Marmion baseball coach Dave Rakow spouts Alex Troop’s 2014 statistics by memory these days.
Recite “5-0 with a 0.13 ERA and 103 strikeouts in 53 innings” often enough and it gets to be clockwork, not unlike the way Troop retired hitters in a shutdown senior season.
Still, Rakow finds the most important number surrounding the recently graduated left-hander from Batavia appears not on a stat sheet, but a birth certificate. Troop, the Kane County Chronicle Baseball Player of the Year, won’t turn 18 until July 19.
“He doesn’t even shave yet. He’s young for his class. Once he matures and fills out, his velocity is only going to go up,” Rakow said. “He’s one of those guys who the sky is the ceiling. He might be throwing upper-90s when it’s all said and done.”
Troop’s fastball velocity hovered around 86 to 87 mph in 2014, a touch better than last season and the season before that.
His success hinged in part on his primary pitch, to be sure, although an improved change-up and curveball made Troop elite.
Troop’s nine starts included a combined no-hitter against Wheaton Academy and a one-hitter against Aurora Christian in which he fanned 16 Eagles after allowing a leadoff double. He strived to mix it up each time, mostly because he now could.
“In the past, I haven’t had the velocity that I’ve had now, so I’ve always tried to work really hard on my breaking balls and really developed them over time,” Troop said. “Now that the velocity has been added on, I have those to back me up as well, which really helps me out. I feel I can throw any pitch at any time for strikes.”

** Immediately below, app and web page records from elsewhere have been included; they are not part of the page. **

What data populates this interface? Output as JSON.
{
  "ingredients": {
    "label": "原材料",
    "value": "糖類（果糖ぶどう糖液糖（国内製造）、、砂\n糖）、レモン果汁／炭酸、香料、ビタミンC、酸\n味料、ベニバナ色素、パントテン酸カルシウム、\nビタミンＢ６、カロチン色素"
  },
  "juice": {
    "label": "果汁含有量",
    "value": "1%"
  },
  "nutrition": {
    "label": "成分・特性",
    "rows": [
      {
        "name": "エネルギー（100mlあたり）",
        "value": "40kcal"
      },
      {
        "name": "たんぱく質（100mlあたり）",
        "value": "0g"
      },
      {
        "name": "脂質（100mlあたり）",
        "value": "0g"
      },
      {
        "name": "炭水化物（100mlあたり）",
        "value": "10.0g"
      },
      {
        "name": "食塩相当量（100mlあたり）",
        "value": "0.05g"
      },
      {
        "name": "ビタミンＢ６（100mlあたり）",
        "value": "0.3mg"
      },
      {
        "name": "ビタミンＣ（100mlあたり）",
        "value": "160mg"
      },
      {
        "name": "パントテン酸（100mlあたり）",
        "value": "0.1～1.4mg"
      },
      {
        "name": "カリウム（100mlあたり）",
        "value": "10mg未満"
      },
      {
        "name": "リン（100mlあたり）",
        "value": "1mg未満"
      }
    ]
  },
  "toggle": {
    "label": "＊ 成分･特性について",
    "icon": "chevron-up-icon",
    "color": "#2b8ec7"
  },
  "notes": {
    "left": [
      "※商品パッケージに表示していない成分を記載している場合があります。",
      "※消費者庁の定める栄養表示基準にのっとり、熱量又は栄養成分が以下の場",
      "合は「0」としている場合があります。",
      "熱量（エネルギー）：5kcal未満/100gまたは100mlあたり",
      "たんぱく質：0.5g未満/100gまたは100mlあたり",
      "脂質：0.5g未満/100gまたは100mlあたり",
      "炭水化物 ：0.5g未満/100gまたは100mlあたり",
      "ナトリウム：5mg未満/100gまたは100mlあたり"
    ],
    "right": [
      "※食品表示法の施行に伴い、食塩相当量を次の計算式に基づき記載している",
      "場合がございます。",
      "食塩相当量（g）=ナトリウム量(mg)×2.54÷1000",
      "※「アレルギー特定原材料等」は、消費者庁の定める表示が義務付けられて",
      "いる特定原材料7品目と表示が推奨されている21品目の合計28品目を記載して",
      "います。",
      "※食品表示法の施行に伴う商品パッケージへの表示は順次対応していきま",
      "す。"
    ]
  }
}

That confidence accompanies Troop in the field and at the plate, as Rakow called him “our best center fielder, our best first baseman and our best pitcher.” Troop also batted .333 (25 for 75) with 13 extra-base hits and 24 RBIs, easily giving him the biggest on-field influence on the Cadets’ fourth Suburban Christian Conference championship in five seasons.
As he prepares for a collegiate career at Michigan State – despite scores of scouts following him this spring, he was not selected in this month’s Major League Player First-Year Player Draft – Troop figures his hitting days could be over.
If that’s the case, he’ll cling to his summer at-bats with Lemont-based Team DeMarini even tighter. He is filling the same pitcher-center fielder-first baseman role in travel ball, and is set to compete in a tournament in Florida this week after spending last week in Cincinnati.
“It’s going to be rough one day when I’m just going to be a pitcher, so I like to hit as much as I can and stay in the game and just be involved as much as possible,” Troop said.
Offseason workouts with R.C. Lichtenstein – pitching coach of the Tampa Bay Rays’ Double-A affiliate in Montgomery, Alabama – kept Troop sharp over the winter. He alternated pitching and hitting sessions with Lichtenstein, who spends his offseasons in the suburbs, until spring training opened in February.
Meanwhile, Troop followed Rakow’s offseason team weight training program and added intensity to his own workouts. In the two winters before his senior year, Troop put on about 25 pounds of muscle. He will enter college at about 6-foot-5 and 195 pounds.
“It was just fun watching him the whole season,” said Cadets right-hander Jake Esp, a junior from Sugar Grove. “I’ve got to try to be better than him next year.”
Troop knows he’ll keep a pulse on the Cadets then. The program is deeply linked, something Troop relearned in the winter when a fellow former Marmion ace from Batavia, Miami Marlins prospect Matt Milroy, hung around ahead of spring training.
Milroy, whose brother, Tim, assisted Rakow this season, spoke with Troop about his experience in the minors and his time at Illinois, Michigan State’s Big Ten Conference rival.
Milroy held Marmion’s previous ERA and strikeout records before Troop broke them. The Boston Red Sox drafted him out of high school, but he did not sign.
As Troop sees it, going undrafted only affords him the opportunity to improve. And time to buy that figurative razor and shaving cream.
“The fact that I am so young and everyone’s taking a chance on what I could be in four years instead of what I am right now, I guess I like that,” Troop said. “It’s good to hear. Just see how things develop.”